Morris, the infectious diseases specialist at the University of Toronto, developed a daily habit of tweeting: “Looking forward to Ontario’s government announcing a plan today to prevent further unnecessary death and illness from COVID as cases rise exponentially.”
In an interview this week, Morris, also a member of Ontario’s COVID science table, said he’d hoped the provincial government would take notice.
“There was a part of me that was hoping that at some point in time the light bulb would turn on and they would recognize that there were still many things that they could and should do to attenuate the third wave,” he said.
Second stay-at-home order
Stronger province-wide action would not come until April 1, and it wouldn’t go far enough.
That morning, the latest modelling presented by Brown indicated that flattening the curve would require a new stay-at-home order.
“Under all the scenarios, cases grow for a little while. However, in both the two-week and four-week stay-at-home order, they start to break and come down,” Brown said.
The government didn’t take that advice. Hours later, it instead announced what it called an emergency brake shutdown across Ontario, which permitted non-essential retail to remain open.
The move was immediately condemned by many health-care workers as an inadequate half-measure. A video would emerge of a packed Toronto shopping centre over the Easter weekend.
“A lot of people were going into the malls and doing their little wander around and coming out with no bags. So that tells me they were just out for an evening or daily jaunt. You can’t do that,” an angry Ford said during a news conference on April 6, referring to shoppers who were at businesses the province had allowed to stay open.
The next day, April 7, careening case counts and hospitalizations forced the province to harden measures again. It announced the stay-at-home order Brown had recommended nearly a week prior.
In a statement to CBC News, the Ford government defended its response to the third wave, asserting it has acted quickly and decisively throughout.
But Dr. Naheed Dosani, a Toronto palliative care physician, says the province’s delayed action on tougher measures allowed the crisis to deepen.
“We probably could have avoided this catastrophe,” he said. “This really should not have happened.”
‘What’s done is done’
Ontario now faces an unprecedented health emergency. Hospitals, intensive care units and health-care workers are all under unrelenting strain.
The latest modelling from the science table shows even darker days ahead. Ontario could see up to 10,000 cases per day by the end of May. A record number of Ontarians are currently in hospital, and ICU figures could top 1,000 patients by the end of the month.
“I have not heard such fear from physicians who are usually stalwart, who soldier on no matter what,” said Dr. Nadia Alam, a family physician and anesthetist who works on COVID-19 ICU wards.
“I’m afraid of the choices we’re going to be forced to make.”

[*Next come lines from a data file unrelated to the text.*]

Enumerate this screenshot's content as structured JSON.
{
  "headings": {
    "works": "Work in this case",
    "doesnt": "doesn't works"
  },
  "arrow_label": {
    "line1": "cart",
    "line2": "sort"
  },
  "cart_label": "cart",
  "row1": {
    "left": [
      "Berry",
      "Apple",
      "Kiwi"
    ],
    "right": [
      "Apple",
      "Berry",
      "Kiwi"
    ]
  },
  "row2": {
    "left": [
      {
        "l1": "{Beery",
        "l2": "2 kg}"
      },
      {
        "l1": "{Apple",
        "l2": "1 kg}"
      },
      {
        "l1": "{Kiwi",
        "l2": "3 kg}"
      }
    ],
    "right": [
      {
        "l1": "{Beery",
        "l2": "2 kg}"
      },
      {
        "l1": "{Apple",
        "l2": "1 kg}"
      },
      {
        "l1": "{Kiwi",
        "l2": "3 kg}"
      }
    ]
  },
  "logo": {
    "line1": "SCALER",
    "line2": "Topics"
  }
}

Those choices may include deciding who lives and who dies as hospital capacity runs out.
“We need the government to do better. There is no doubt about that,” Alam said.
Doing better, many health experts argue, includes providing paid sick leave to essential workers, many of them from communities of colour, as they are among those bearing the brunt of the pandemic.
Ford has accused those demanding paid sick leave from the province of playing politics, pointing out the federal government’s Canada recovery sickness benefit (CRSB) is available.
The CRSB requires an employee to miss at least half a week of work and they can only apply for the benefit the week after they’ve been off sick.
Advocates say it’s no replacement for guaranteed paid sick leave for someone who may not be able to afford to stay home when ill.
“What’s done is done,” said Dr. Dosani. “Now, it would be really great if we just focused on the evidence, the lessons learned and take the necessary steps to support people.”
Medical experts say concern over the lack of paid sick leave is another crucial warning going unheeded by the Ford government — and that inaction will only prolong the province’s suffering.